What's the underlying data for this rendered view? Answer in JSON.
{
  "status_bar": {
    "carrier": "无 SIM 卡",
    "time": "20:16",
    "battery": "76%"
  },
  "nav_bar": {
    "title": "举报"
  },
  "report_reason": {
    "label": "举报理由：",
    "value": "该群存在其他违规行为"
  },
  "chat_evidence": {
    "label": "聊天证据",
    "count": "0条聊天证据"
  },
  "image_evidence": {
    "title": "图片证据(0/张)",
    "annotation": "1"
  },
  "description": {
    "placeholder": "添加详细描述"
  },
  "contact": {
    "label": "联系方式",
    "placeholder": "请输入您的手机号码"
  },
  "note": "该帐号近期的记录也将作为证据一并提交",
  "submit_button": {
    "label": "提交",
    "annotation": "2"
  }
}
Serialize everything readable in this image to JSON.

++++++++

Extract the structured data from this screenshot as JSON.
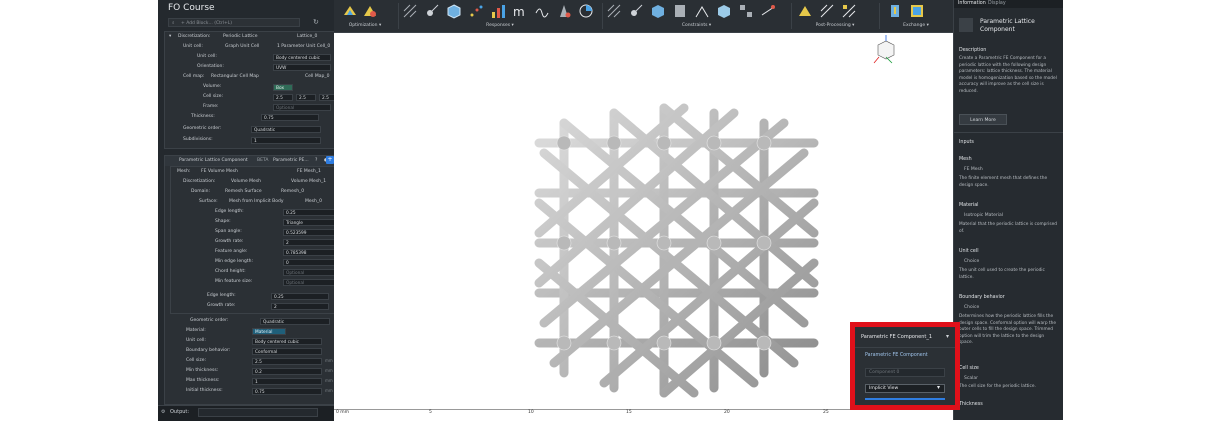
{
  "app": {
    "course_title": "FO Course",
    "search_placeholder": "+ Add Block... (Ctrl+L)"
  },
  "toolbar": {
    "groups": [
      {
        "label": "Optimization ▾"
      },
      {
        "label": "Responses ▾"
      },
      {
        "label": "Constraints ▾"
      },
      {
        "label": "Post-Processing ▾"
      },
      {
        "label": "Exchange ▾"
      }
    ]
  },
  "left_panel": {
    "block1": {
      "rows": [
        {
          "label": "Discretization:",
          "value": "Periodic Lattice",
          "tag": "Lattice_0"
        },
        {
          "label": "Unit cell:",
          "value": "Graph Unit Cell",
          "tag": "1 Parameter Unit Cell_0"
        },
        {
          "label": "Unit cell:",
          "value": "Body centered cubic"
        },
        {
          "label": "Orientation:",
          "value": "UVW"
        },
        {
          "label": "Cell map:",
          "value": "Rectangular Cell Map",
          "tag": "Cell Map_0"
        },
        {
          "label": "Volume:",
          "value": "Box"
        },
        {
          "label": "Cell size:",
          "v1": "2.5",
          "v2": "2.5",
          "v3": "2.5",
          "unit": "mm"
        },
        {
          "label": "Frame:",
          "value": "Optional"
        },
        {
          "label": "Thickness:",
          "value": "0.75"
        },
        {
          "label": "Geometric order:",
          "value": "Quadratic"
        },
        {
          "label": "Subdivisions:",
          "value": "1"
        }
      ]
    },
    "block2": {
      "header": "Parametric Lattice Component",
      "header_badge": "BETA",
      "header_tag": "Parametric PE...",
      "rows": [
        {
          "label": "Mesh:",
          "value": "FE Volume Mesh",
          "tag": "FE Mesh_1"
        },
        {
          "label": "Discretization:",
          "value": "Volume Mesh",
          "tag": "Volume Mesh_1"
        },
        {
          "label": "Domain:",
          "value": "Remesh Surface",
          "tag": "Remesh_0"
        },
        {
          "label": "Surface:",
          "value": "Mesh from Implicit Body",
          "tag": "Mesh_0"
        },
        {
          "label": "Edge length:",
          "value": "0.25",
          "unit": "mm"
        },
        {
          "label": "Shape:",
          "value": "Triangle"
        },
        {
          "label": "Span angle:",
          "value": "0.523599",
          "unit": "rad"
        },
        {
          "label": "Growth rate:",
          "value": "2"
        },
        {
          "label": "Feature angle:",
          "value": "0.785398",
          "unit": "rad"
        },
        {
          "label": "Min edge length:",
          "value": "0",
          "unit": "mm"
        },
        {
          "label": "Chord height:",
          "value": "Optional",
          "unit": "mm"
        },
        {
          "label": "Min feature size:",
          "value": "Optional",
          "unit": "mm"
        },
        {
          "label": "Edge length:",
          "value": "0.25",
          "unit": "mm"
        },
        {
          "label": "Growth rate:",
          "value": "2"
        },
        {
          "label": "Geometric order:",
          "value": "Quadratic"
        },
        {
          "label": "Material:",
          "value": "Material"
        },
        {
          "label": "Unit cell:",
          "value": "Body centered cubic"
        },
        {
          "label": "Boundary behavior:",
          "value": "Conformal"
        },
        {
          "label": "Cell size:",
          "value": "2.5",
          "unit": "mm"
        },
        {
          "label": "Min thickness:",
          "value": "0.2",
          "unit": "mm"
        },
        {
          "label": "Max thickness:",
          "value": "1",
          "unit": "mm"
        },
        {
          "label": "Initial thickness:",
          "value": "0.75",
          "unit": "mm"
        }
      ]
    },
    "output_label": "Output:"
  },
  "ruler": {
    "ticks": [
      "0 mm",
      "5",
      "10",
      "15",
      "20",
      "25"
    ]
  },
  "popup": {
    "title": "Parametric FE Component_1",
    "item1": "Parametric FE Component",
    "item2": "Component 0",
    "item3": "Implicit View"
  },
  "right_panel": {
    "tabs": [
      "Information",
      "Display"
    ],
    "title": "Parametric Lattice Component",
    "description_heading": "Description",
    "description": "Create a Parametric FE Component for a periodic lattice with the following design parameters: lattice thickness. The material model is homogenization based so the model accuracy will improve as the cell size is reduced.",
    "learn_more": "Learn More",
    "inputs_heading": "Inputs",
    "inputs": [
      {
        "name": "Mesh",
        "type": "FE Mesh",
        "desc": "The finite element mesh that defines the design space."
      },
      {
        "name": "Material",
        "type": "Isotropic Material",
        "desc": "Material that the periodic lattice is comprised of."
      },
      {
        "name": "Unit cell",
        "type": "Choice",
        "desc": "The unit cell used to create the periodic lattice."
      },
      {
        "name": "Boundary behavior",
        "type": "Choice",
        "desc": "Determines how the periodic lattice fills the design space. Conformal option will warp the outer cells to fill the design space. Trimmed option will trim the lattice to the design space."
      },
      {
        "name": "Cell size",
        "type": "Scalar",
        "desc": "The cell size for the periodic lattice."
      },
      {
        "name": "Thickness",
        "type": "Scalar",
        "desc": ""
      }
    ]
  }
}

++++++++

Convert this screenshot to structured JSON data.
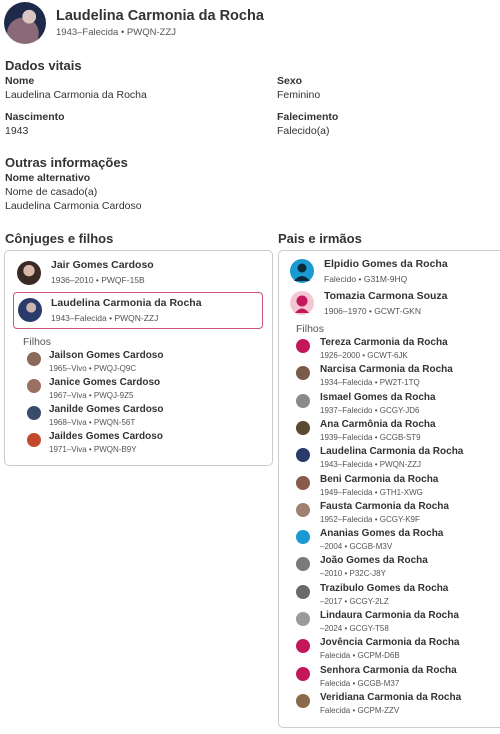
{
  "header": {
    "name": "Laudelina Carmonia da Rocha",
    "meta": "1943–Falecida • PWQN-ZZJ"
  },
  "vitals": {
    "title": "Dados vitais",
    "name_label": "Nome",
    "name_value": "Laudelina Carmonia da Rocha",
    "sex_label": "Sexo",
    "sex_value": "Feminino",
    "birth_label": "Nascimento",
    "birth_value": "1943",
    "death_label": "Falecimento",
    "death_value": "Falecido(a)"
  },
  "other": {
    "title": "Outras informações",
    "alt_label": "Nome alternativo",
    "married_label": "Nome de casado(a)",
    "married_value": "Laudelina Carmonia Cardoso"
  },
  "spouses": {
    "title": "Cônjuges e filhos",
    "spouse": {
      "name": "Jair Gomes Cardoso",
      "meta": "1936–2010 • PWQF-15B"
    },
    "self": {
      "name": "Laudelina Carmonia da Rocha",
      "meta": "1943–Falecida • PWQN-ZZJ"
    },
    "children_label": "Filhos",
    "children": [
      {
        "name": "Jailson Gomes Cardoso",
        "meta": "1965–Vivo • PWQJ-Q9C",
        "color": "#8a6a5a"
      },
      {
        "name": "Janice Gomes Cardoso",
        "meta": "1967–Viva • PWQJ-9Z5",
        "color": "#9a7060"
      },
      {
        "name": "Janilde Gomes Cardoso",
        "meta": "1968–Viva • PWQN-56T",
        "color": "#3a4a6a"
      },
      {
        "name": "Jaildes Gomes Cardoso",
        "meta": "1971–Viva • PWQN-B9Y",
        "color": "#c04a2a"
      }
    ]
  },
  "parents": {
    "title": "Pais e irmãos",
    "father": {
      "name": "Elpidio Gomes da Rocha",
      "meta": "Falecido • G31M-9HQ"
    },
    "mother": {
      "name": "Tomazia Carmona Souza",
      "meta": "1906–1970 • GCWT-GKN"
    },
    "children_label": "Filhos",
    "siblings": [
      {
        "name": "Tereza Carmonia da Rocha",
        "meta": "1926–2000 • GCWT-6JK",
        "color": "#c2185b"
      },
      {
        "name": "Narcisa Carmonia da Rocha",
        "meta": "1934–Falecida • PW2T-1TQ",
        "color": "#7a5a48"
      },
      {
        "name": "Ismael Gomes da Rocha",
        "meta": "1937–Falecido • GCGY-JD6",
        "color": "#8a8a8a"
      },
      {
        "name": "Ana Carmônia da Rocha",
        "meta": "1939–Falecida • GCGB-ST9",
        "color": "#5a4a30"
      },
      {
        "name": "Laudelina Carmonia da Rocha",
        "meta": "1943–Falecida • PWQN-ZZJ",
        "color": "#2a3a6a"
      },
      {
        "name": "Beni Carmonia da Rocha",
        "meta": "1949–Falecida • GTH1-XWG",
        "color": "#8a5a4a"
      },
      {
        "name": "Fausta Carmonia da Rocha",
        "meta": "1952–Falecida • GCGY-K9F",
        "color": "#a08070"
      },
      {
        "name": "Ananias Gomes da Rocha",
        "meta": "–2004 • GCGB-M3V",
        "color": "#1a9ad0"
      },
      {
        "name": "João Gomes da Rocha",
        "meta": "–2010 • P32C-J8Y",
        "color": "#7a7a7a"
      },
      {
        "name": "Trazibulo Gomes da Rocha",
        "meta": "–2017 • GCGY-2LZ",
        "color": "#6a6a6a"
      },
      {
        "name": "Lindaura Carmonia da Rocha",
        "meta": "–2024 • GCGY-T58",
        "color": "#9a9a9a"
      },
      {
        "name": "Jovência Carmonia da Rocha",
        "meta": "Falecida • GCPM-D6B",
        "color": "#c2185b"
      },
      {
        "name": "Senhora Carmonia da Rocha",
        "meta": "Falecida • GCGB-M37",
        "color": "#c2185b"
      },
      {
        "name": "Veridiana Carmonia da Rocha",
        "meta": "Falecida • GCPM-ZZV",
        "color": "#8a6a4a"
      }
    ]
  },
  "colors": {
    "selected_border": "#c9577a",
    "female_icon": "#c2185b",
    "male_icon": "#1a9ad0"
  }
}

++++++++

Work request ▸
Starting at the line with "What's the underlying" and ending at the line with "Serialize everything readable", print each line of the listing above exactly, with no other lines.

Response to the task ▸
What's the underlying data for this rendered view? Answer in JSON.
{
  "status_bar": {
    "carrier": "无 SIM 卡",
    "time": "20:16",
    "battery": "76%"
  },
  "nav_bar": {
    "title": "举报"
  },
  "report_reason": {
    "label": "举报理由：",
    "value": "该群存在其他违规行为"
  },
  "chat_evidence": {
    "label": "聊天证据",
    "count": "0条聊天证据"
  },
  "image_evidence": {
    "title": "图片证据(0/张)",
    "annotation": "1"
  },
  "description": {
    "placeholder": "添加详细描述"
  },
  "contact": {
    "label": "联系方式",
    "placeholder": "请输入您的手机号码"
  },
  "note": "该帐号近期的记录也将作为证据一并提交",
  "submit_button": {
    "label": "提交",
    "annotation": "2"
  }
}
Serialize everything readable in this image to JSON.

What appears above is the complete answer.